When a beer is sold as a “brewery staff favorite” you can almost assume it’s going to be 1.) easy-drinking and 2.) no higher than a 3.75 on Untappd. Jerry and crew certainly enjoy selling their big adjunct stouts and hazy IPAs to the people, but this feels right coming from a guy who once told me his favorite everyday-drinking beer is Moon Man. Dynamic aromatics shift more than expected with a hodgepodge of musky berry, citrus, aloe leaves, pine, papaya, honeydew, and a tickle of cat pee. On the taste, it’s light-bodied with a prickly and piney bitterness that lingers into the dry finish, leaving a touch of orange pith. Something to drink by the glampfire, whatever the hell that is. (Oh.)
Pleiadian Play Date | Piquette-inspired malt beverage w/ wine grapes and hibiscus | Illuminated Brew Works | Chicago, IL | 6% ABV – listen

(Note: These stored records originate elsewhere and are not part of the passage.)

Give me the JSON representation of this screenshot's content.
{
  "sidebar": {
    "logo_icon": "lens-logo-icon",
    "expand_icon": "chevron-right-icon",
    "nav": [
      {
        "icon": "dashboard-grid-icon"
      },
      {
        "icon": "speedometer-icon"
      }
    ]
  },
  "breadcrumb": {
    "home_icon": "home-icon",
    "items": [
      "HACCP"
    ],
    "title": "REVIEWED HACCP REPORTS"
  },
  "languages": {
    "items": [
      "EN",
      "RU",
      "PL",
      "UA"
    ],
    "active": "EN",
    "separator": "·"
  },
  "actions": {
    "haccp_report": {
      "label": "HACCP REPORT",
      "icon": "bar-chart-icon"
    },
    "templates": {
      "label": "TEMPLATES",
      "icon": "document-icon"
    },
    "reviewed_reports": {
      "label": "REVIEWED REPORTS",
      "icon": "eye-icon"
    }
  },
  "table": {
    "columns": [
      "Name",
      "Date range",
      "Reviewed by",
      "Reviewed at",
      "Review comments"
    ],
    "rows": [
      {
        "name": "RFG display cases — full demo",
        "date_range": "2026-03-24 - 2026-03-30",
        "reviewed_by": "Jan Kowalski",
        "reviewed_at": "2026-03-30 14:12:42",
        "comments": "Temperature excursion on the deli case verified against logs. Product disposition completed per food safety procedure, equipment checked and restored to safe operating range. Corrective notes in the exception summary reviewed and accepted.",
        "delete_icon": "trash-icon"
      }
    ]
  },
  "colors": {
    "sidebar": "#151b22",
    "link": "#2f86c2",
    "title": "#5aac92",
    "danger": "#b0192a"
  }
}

The month of September started with me drinking hard seltzers for the actual first time, and then trying the craft equivalents to some pretty underwhelming results. Admittedly, I have no real desire to leave beer behind as my drink of choice, and seltzer didn’t do much to change that. When I first saw this adorably diminutive can from Illuminated, I thought they were getting into seltzers. This is actually more of a carbonated wine cooler: a Piquette-inspired malt beverage in collaboration with City Winery. It’s like watered-down red wine except for the exquisite bubbles and sweet floral hibiscus bringing it back up. This is a wonderful surprise and one of the most interesting things ever made by a brewery whose whole-ass mission is to be intimidatingly weird. I’m going to buy this again.
Morever | DDH IPA | More Brewing Company | Villa Park & Huntley, IL | 6.5% ABV – listen
So, just to put this up front so my friend Aaron sees this, I want everyone to know that this beer is called Morever, not Moreover, despite Craig and I’s insistence on the show. It was a blind show, and we didn’t have the can in front of us, and we are actually pretty dumb. (Although, Moreover IS a good beer name if they decide to make a Double IPA version of this. Wink wink.) This pours like Sunny D and smells like mint orange sorbet. There’s a medium body that never gets too heavy thanks to even carbonation and a modestly herbal bitterness that appears at the tailend of the sip. The turbid appearance doesn’t prepare you for how “crushable” this one is.
Scentinel | IPA | Old Irving Brewing Co. | Chicago, IL | 7% ABV – listen
Just when I was feeling the haze fatigue, this beer came along and reminded me why I loved hoppy beers in the first place. Brewed with Citra, Mosaic, and Centennial hops, this beer marries the old with the new, pouring a clear burnt golden orange. While the Centennial is leaning towards the classic West Coast IPAs of yore, the Citra and Mosaic bring out more dynamic tropical, citrus, and berry notes. The noticeable malt sweetness and persistent sticky pine bitterness bring me back to when hoppy beers didn’t shy away from having an extremely long finish. This would absolutely be in my regular rotation if brewed year-round.
Nectar: Passion Fruit // Peach | Fruited Sour | Phase Three Brewing | Lake Zurich, IL | 5.4% ABV – listen (Patreon only)
“I was expecting chunks.” Typically, I’m not interested in over-fruited sours unless it serves a purpose for the podcast, and I’ve seen beer Twitter unroll a regular gallery of coagulated nightmare cocktails masquerading as beer that push me ever-closer to being a full-on craft beer crank. This one is certainly thick, but it doesn’t do more than leave a little sandy residue on the glass. I can live with that. And if I forget beer gatekeeping for a minute, this tastes like an early 2000s Jamba Juice order that I’d make regularly – and them’s good tastes. There are notes reminiscent of a bellini with ripe peach and a surprising tingly prosecco-like tartness. The passion fruit takes a rare supporting role, but it adds to the light pucker that makes this one taste more like a sour beer than not. (Admittedly, there was a sludgier finish to the pour from the bottom of the can that I left out which could’ve changed the whole experience.)